## Task description
Among the entries that follow, find the lines containing the string "Lifestyle" and copy them.

[[ Given data, beginning ]]

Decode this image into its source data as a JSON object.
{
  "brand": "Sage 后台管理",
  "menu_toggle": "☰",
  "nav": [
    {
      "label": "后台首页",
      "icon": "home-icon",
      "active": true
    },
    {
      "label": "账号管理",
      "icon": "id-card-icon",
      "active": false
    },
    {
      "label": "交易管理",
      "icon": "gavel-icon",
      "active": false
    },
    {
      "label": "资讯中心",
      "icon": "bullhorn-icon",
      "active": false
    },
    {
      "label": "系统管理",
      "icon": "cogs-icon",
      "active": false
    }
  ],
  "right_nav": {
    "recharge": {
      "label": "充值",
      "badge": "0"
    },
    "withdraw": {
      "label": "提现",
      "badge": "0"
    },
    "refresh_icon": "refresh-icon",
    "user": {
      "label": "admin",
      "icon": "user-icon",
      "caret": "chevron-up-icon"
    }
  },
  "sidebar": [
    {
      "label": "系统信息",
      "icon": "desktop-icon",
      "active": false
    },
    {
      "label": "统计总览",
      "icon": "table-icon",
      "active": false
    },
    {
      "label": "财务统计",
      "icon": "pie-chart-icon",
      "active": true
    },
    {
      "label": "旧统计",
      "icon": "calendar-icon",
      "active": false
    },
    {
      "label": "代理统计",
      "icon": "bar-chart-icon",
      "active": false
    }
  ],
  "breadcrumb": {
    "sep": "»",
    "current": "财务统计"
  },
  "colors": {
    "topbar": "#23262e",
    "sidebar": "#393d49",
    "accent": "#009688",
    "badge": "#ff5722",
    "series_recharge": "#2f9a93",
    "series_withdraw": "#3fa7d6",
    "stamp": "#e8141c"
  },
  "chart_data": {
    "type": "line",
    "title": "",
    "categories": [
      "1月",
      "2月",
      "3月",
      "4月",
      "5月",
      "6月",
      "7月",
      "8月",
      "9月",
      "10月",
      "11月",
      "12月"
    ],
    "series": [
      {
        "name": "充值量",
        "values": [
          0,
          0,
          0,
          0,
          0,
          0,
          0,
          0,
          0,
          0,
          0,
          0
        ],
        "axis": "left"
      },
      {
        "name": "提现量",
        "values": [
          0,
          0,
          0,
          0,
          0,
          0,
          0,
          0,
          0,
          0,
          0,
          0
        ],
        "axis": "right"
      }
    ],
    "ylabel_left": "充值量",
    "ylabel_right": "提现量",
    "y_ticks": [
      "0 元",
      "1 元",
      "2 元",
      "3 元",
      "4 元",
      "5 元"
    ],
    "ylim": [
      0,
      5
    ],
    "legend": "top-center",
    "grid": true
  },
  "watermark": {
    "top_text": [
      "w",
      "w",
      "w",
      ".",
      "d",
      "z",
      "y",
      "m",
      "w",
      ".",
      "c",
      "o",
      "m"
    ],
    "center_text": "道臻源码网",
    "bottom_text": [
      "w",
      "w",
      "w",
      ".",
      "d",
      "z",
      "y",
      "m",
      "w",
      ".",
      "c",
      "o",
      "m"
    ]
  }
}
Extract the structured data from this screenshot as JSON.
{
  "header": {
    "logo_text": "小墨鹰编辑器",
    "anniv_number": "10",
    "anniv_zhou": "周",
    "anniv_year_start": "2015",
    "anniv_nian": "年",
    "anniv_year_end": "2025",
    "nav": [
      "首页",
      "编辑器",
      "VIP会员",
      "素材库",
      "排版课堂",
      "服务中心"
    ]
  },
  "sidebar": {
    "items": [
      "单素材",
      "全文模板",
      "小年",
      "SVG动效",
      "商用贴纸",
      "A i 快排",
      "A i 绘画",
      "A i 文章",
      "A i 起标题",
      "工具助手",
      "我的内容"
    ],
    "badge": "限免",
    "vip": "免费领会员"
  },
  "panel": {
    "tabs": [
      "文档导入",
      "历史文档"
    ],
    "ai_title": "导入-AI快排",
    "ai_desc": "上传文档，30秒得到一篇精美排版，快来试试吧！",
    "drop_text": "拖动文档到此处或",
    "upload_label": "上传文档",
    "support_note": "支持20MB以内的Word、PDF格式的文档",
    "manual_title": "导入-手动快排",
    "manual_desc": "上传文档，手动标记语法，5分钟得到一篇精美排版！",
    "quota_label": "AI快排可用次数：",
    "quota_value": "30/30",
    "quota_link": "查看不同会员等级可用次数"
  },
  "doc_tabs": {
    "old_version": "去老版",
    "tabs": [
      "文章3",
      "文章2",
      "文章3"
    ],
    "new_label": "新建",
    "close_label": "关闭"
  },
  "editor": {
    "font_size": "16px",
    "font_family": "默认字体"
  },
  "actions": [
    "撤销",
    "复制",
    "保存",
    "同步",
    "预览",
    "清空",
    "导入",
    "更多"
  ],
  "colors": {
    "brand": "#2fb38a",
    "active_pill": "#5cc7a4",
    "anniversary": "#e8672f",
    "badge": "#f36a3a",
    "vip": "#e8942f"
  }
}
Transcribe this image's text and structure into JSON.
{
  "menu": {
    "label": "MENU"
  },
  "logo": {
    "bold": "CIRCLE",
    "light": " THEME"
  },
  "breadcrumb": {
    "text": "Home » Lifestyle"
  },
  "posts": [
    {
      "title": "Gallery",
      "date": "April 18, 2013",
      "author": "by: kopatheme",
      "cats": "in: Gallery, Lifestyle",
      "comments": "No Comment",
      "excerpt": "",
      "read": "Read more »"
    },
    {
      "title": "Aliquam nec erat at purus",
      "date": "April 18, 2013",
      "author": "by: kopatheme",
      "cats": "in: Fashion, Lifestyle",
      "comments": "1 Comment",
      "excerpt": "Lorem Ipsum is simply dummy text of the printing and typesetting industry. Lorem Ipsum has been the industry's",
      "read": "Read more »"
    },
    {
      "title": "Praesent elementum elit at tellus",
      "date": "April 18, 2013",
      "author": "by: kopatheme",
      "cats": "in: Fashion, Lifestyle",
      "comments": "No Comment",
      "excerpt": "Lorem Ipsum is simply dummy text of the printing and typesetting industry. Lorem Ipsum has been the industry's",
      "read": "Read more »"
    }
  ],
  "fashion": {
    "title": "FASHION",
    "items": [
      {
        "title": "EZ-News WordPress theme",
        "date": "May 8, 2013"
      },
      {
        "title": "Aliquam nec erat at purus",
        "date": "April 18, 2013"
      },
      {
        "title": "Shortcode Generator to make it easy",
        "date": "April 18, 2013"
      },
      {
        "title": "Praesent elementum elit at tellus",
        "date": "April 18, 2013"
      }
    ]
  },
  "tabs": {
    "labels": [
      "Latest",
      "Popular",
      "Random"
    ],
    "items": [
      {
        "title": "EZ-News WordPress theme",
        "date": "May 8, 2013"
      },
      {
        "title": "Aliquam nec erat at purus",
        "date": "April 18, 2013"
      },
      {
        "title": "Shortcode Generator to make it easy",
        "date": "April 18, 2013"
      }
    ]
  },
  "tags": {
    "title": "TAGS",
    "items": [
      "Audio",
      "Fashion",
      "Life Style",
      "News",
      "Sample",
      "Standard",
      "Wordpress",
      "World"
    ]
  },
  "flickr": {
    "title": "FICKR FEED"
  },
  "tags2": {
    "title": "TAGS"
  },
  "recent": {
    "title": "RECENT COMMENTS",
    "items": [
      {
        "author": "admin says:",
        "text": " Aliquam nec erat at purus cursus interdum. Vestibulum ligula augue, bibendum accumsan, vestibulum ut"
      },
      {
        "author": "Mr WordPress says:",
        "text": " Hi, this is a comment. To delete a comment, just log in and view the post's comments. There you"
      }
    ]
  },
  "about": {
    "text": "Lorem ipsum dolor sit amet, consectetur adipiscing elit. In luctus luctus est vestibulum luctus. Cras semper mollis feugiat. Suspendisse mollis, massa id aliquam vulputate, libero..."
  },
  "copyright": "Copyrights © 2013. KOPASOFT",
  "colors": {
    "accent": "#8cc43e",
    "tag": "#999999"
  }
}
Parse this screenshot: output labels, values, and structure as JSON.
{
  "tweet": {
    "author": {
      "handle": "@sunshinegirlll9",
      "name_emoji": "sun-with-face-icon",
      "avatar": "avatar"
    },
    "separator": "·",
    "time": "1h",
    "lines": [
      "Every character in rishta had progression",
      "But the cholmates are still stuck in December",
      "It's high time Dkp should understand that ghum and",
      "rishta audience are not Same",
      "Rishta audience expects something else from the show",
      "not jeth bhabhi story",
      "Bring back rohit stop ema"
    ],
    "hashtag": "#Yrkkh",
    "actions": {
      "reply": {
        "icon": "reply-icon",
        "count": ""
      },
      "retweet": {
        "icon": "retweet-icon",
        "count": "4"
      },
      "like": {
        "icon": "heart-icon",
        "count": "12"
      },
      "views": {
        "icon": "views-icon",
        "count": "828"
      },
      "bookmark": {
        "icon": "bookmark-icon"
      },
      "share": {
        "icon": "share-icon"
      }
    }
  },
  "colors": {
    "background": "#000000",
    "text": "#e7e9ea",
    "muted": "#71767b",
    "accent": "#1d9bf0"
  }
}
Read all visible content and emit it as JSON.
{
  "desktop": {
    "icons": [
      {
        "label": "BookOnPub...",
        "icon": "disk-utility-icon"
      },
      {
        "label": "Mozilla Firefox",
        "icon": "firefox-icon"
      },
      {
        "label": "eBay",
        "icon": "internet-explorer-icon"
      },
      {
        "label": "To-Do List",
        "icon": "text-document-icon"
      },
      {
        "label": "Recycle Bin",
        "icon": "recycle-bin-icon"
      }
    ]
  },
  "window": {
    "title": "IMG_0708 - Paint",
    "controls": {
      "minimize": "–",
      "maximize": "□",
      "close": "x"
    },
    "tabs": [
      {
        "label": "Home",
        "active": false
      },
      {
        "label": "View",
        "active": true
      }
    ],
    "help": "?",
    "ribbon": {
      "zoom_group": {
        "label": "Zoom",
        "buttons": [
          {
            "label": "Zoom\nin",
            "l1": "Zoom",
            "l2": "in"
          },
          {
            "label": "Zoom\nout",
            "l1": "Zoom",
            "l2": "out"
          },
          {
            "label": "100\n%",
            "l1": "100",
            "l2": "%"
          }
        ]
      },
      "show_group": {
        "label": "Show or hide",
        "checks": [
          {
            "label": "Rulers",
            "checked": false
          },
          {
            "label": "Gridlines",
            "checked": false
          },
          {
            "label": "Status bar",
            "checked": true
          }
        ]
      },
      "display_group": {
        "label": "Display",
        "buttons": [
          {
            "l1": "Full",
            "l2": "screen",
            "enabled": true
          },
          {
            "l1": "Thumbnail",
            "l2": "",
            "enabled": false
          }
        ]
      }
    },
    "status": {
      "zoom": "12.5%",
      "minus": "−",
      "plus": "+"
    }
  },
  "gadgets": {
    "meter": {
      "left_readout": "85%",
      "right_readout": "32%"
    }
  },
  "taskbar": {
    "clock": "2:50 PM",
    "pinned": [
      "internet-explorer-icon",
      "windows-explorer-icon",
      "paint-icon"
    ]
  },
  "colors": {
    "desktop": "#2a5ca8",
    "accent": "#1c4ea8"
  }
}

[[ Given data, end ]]

## Task solution
    "text": "Home » Lifestyle"
      "cats": "in: Gallery, Lifestyle",
      "cats": "in: Fashion, Lifestyle",
      "cats": "in: Fashion, Lifestyle",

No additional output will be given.